Your objective - Print all the entries exactly.

Data excerpts -
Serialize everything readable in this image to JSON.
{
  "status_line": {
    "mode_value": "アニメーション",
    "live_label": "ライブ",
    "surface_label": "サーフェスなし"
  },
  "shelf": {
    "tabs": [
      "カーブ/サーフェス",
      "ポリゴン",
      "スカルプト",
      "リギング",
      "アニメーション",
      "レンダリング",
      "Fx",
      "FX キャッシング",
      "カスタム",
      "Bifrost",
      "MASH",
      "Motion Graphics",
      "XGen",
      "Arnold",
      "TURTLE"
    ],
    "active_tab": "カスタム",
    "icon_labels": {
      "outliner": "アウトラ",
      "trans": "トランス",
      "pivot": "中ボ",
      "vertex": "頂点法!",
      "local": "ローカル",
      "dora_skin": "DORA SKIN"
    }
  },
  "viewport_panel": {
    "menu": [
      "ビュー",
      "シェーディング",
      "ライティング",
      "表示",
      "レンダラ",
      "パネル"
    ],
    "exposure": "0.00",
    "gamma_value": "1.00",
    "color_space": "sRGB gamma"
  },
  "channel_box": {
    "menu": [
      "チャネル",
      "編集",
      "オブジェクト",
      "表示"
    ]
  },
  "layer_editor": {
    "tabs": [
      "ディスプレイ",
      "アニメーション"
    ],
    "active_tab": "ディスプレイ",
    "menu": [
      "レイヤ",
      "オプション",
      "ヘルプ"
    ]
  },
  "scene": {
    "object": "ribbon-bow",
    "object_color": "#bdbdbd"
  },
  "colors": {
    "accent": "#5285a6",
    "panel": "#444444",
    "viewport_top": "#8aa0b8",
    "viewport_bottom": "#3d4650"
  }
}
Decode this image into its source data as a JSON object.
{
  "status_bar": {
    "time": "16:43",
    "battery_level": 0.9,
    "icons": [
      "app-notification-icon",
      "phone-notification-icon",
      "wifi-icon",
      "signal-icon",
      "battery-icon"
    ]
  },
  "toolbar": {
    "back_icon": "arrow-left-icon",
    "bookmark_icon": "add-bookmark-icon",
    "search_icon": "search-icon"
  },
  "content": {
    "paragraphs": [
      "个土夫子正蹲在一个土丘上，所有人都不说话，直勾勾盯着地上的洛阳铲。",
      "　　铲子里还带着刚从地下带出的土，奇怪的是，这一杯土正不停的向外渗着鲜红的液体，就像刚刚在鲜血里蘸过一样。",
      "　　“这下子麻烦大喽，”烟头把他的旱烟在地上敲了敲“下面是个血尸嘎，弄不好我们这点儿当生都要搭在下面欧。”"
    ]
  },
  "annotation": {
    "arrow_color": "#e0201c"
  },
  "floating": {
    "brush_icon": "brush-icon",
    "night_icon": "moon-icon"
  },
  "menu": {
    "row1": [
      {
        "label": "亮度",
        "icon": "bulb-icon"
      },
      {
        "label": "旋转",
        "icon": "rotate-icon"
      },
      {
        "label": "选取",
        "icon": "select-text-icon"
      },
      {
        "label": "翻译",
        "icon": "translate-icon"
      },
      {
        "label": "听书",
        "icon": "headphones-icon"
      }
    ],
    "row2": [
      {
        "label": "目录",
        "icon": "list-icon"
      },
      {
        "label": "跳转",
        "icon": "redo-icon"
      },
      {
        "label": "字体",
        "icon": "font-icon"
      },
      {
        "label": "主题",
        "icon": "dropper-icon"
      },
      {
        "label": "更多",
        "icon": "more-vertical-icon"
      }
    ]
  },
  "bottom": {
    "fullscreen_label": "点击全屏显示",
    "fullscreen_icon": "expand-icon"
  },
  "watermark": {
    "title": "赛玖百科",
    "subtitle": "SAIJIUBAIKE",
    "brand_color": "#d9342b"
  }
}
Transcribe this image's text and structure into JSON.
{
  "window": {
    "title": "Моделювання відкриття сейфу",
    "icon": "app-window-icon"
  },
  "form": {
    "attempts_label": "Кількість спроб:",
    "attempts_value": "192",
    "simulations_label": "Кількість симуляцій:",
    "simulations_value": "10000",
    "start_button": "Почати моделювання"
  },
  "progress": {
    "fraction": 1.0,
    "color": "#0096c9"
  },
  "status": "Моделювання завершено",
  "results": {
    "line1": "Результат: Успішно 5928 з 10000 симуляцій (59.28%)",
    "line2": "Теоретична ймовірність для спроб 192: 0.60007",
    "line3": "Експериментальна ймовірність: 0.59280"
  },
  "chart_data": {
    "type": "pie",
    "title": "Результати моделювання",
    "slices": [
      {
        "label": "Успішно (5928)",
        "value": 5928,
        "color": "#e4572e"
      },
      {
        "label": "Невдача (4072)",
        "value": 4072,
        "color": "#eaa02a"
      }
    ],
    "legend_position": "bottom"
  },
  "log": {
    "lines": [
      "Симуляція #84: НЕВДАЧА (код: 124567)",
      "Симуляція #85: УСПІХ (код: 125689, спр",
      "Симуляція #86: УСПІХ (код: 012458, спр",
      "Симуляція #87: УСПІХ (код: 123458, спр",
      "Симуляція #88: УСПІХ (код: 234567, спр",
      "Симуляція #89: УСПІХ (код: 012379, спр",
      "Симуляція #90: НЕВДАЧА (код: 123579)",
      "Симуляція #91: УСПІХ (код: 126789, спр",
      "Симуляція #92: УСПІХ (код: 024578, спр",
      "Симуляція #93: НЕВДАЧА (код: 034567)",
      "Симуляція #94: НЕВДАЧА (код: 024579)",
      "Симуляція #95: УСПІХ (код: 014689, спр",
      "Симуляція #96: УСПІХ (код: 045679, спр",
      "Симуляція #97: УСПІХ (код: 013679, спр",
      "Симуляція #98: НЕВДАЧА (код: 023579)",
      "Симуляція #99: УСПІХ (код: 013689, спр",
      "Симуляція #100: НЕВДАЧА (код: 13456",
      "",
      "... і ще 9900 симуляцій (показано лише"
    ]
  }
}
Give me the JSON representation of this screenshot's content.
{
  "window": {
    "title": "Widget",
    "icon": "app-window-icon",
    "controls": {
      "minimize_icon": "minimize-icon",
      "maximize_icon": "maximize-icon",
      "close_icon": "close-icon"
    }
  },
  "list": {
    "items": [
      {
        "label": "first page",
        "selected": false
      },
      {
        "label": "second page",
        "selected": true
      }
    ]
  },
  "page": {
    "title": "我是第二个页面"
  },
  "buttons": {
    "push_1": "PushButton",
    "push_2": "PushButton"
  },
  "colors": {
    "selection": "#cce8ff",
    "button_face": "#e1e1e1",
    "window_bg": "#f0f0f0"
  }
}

Your response -
Serialize everything readable in this image to JSON.
{
  "status_line": {
    "mode_value": "アニメーション",
    "live_label": "ライブ",
    "surface_label": "サーフェスなし"
  },
  "shelf": {
    "tabs": [
      "カーブ/サーフェス",
      "ポリゴン",
      "スカルプト",
      "リギング",
      "アニメーション",
      "レンダリング",
      "Fx",
      "FX キャッシング",
      "カスタム",
      "Bifrost",
      "MASH",
      "Motion Graphics",
      "XGen",
      "Arnold",
      "TURTLE"
    ],
    "active_tab": "カスタム",
    "icon_labels": {
      "outliner": "アウトラ",
      "trans": "トランス",
      "pivot": "中ボ",
      "vertex": "頂点法!",
      "local": "ローカル",
      "dora_skin": "DORA SKIN"
    }
  },
  "viewport_panel": {
    "menu": [
      "ビュー",
      "シェーディング",
      "ライティング",
      "表示",
      "レンダラ",
      "パネル"
    ],
    "exposure": "0.00",
    "gamma_value": "1.00",
    "color_space": "sRGB gamma"
  },
  "channel_box": {
    "menu": [
      "チャネル",
      "編集",
      "オブジェクト",
      "表示"
    ]
  },
  "layer_editor": {
    "tabs": [
      "ディスプレイ",
      "アニメーション"
    ],
    "active_tab": "ディスプレイ",
    "menu": [
      "レイヤ",
      "オプション",
      "ヘルプ"
    ]
  },
  "scene": {
    "object": "ribbon-bow",
    "object_color": "#bdbdbd"
  },
  "colors": {
    "accent": "#5285a6",
    "panel": "#444444",
    "viewport_top": "#8aa0b8",
    "viewport_bottom": "#3d4650"
  }
}
Decode this image into its source data as a JSON object.
{
  "status_bar": {
    "time": "16:43",
    "battery_level": 0.9,
    "icons": [
      "app-notification-icon",
      "phone-notification-icon",
      "wifi-icon",
      "signal-icon",
      "battery-icon"
    ]
  },
  "toolbar": {
    "back_icon": "arrow-left-icon",
    "bookmark_icon": "add-bookmark-icon",
    "search_icon": "search-icon"
  },
  "content": {
    "paragraphs": [
      "个土夫子正蹲在一个土丘上，所有人都不说话，直勾勾盯着地上的洛阳铲。",
      "　　铲子里还带着刚从地下带出的土，奇怪的是，这一杯土正不停的向外渗着鲜红的液体，就像刚刚在鲜血里蘸过一样。",
      "　　“这下子麻烦大喽，”烟头把他的旱烟在地上敲了敲“下面是个血尸嘎，弄不好我们这点儿当生都要搭在下面欧。”"
    ]
  },
  "annotation": {
    "arrow_color": "#e0201c"
  },
  "floating": {
    "brush_icon": "brush-icon",
    "night_icon": "moon-icon"
  },
  "menu": {
    "row1": [
      {
        "label": "亮度",
        "icon": "bulb-icon"
      },
      {
        "label": "旋转",
        "icon": "rotate-icon"
      },
      {
        "label": "选取",
        "icon": "select-text-icon"
      },
      {
        "label": "翻译",
        "icon": "translate-icon"
      },
      {
        "label": "听书",
        "icon": "headphones-icon"
      }
    ],
    "row2": [
      {
        "label": "目录",
        "icon": "list-icon"
      },
      {
        "label": "跳转",
        "icon": "redo-icon"
      },
      {
        "label": "字体",
        "icon": "font-icon"
      },
      {
        "label": "主题",
        "icon": "dropper-icon"
      },
      {
        "label": "更多",
        "icon": "more-vertical-icon"
      }
    ]
  },
  "bottom": {
    "fullscreen_label": "点击全屏显示",
    "fullscreen_icon": "expand-icon"
  },
  "watermark": {
    "title": "赛玖百科",
    "subtitle": "SAIJIUBAIKE",
    "brand_color": "#d9342b"
  }
}
Transcribe this image's text and structure into JSON.
{
  "window": {
    "title": "Моделювання відкриття сейфу",
    "icon": "app-window-icon"
  },
  "form": {
    "attempts_label": "Кількість спроб:",
    "attempts_value": "192",
    "simulations_label": "Кількість симуляцій:",
    "simulations_value": "10000",
    "start_button": "Почати моделювання"
  },
  "progress": {
    "fraction": 1.0,
    "color": "#0096c9"
  },
  "status": "Моделювання завершено",
  "results": {
    "line1": "Результат: Успішно 5928 з 10000 симуляцій (59.28%)",
    "line2": "Теоретична ймовірність для спроб 192: 0.60007",
    "line3": "Експериментальна ймовірність: 0.59280"
  },
  "chart_data": {
    "type": "pie",
    "title": "Результати моделювання",
    "slices": [
      {
        "label": "Успішно (5928)",
        "value": 5928,
        "color": "#e4572e"
      },
      {
        "label": "Невдача (4072)",
        "value": 4072,
        "color": "#eaa02a"
      }
    ],
    "legend_position": "bottom"
  },
  "log": {
    "lines": [
      "Симуляція #84: НЕВДАЧА (код: 124567)",
      "Симуляція #85: УСПІХ (код: 125689, спр",
      "Симуляція #86: УСПІХ (код: 012458, спр",
      "Симуляція #87: УСПІХ (код: 123458, спр",
      "Симуляція #88: УСПІХ (код: 234567, спр",
      "Симуляція #89: УСПІХ (код: 012379, спр",
      "Симуляція #90: НЕВДАЧА (код: 123579)",
      "Симуляція #91: УСПІХ (код: 126789, спр",
      "Симуляція #92: УСПІХ (код: 024578, спр",
      "Симуляція #93: НЕВДАЧА (код: 034567)",
      "Симуляція #94: НЕВДАЧА (код: 024579)",
      "Симуляція #95: УСПІХ (код: 014689, спр",
      "Симуляція #96: УСПІХ (код: 045679, спр",
      "Симуляція #97: УСПІХ (код: 013679, спр",
      "Симуляція #98: НЕВДАЧА (код: 023579)",
      "Симуляція #99: УСПІХ (код: 013689, спр",
      "Симуляція #100: НЕВДАЧА (код: 13456",
      "",
      "... і ще 9900 симуляцій (показано лише"
    ]
  }
}
Give me the JSON representation of this screenshot's content.
{
  "window": {
    "title": "Widget",
    "icon": "app-window-icon",
    "controls": {
      "minimize_icon": "minimize-icon",
      "maximize_icon": "maximize-icon",
      "close_icon": "close-icon"
    }
  },
  "list": {
    "items": [
      {
        "label": "first page",
        "selected": false
      },
      {
        "label": "second page",
        "selected": true
      }
    ]
  },
  "page": {
    "title": "我是第二个页面"
  },
  "buttons": {
    "push_1": "PushButton",
    "push_2": "PushButton"
  },
  "colors": {
    "selection": "#cce8ff",
    "button_face": "#e1e1e1",
    "window_bg": "#f0f0f0"
  }
}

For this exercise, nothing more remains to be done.